U.S. analysts say the proposal offered by Portman, who has since become director of the White House Office of Management and Budget, would reduce U.S. farm subsidies by 60 percent. European Union officials claim the proposal would not result in reductions in actual spending.

Farm organization leaders attending the talks in Geneva have been urging U.S. negotiators to stand firm, arguing their members are not willing to see farm subsidies cut from an estimated $16.1 billion to $7 billion to $8 billion with no increase in market access in return.”

“We understand the negotiations are becoming more difficult in regard to agriculture issues such as market access,” said Leon Corzine, National Corn Growers Association chairman and a farmer from Assumption, Ill.

“Corn growers maintain the position that we will not support deeper cuts than what was previously proposed by the United States. The European Union and other trade ministers must understand that expanded market access is key to our industry and whether we will support or oppose approval of a Doha round agreement by the U.S. Congress.”

In a joint statement issued from Geneva and transmitted to Washington, the new U.S. Trade Representative Susan Schwab and Secretary Johanns said they continue to believe market access proposals by the European Union are less than what would be accepted by the U.S. Congress and farmers.

“We continue to have high hopes for a meaningful and robust outcome to these talks, and we are urging other countries to seek the same,” the statement said. “The U.S. proposal delivers on the promise of Doha; unfortunately other proposals thus far lack the necessary opinion.”

WTO negotiators have been trying to complete a draft agreement on the Doha Round, which began in Qatar, Doha, in 2001, by July 31, so they could reach a final agreement by the end of 2006. President Bush has said he wants to be able to submit a Doha agreement to Congress for an up-or-down vote before the Trade Promotion Authority that allows him to do so expires in July 2007.

Alejandro Jara, WTO deputy director-general, said the first section of agriculture issues to be discussed at this weekend’s meeting in Geneva will be market access, tariff-reduction formulas, sensitive products, special products and special safeguard mechanism. The second part of the discussions will focus on domestic support, overall cuts, blue box definitions and base period.
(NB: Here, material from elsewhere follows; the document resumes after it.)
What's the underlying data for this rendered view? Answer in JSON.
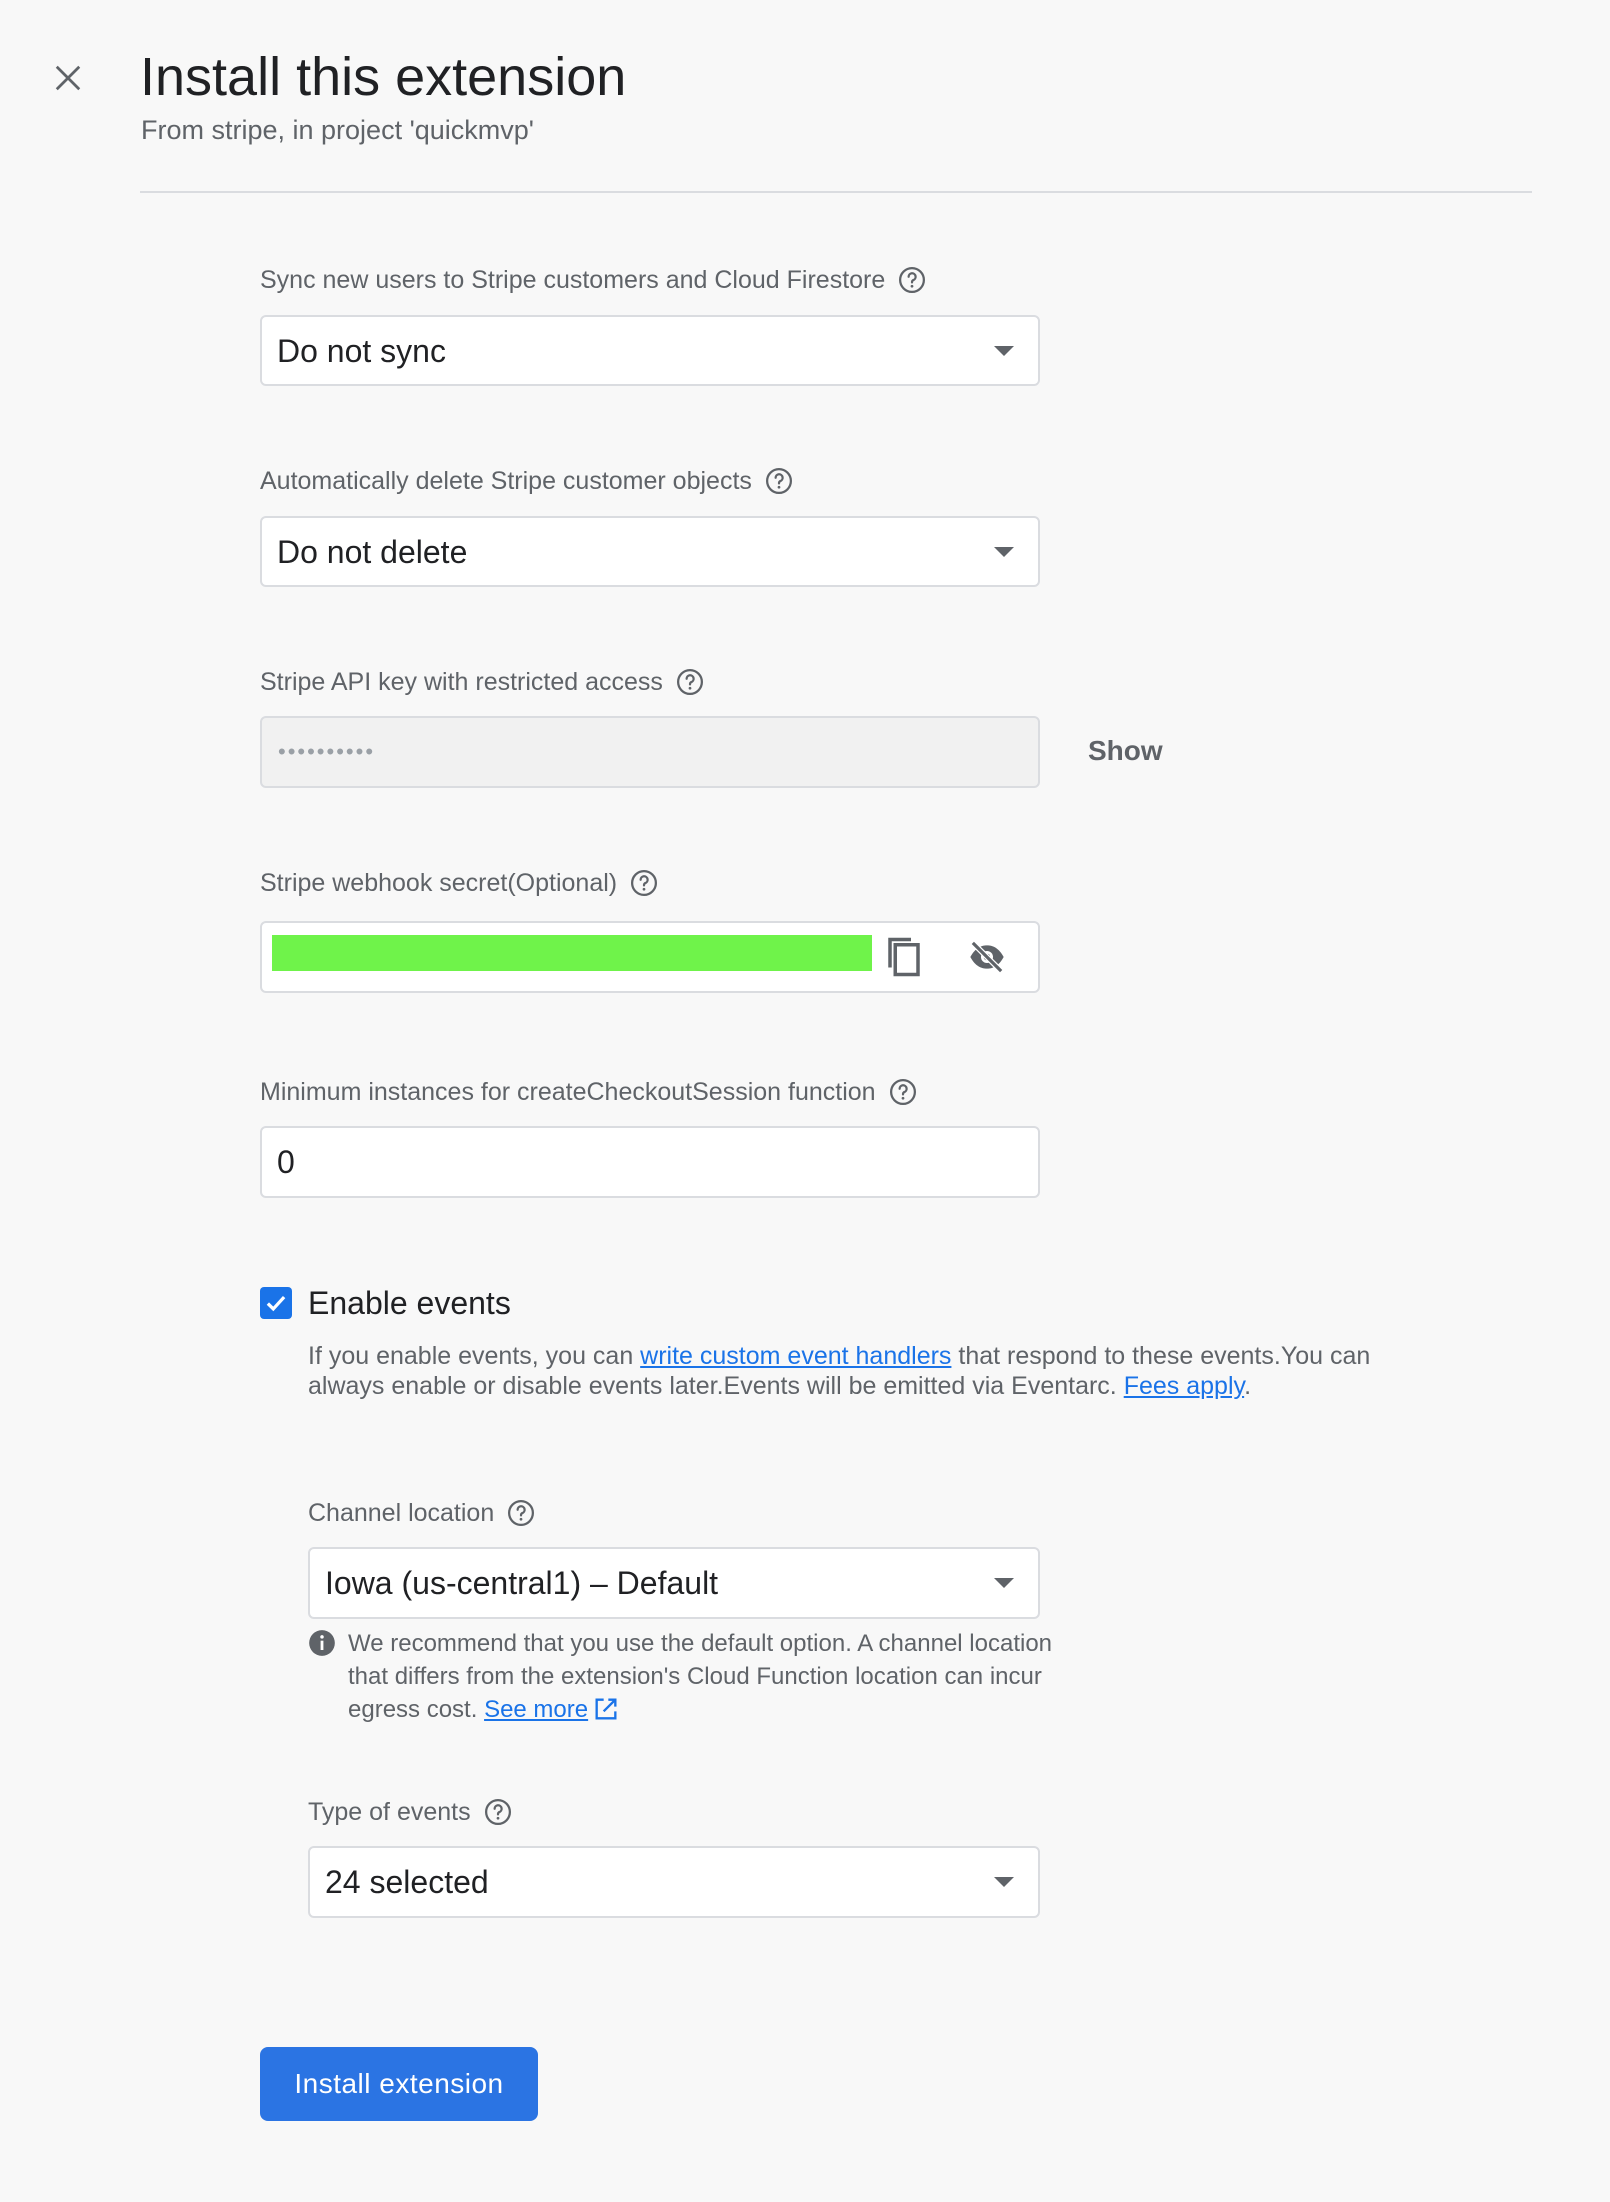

Ambassador Schwab has said the WTO would need to improve the market access proposals and that Congress would not agree to support concession beyond the U.S. proposal last fall. But she has also said the agriculture negotiations of the Doha Round are conditional and could be improved or scaled back depending on trading partners’ willingness to make new concessions on market access.

Last week, representatives of the National Cotton Council, USA Rice Federation, the NCGA, the American Soybean Association and other commodity groups met with Schwab to discuss the agriculture negotiations. The commodity groups repeated their position that U.S. farmers do not support additional amber box cuts and believe current market access proposals on the table are not acceptable.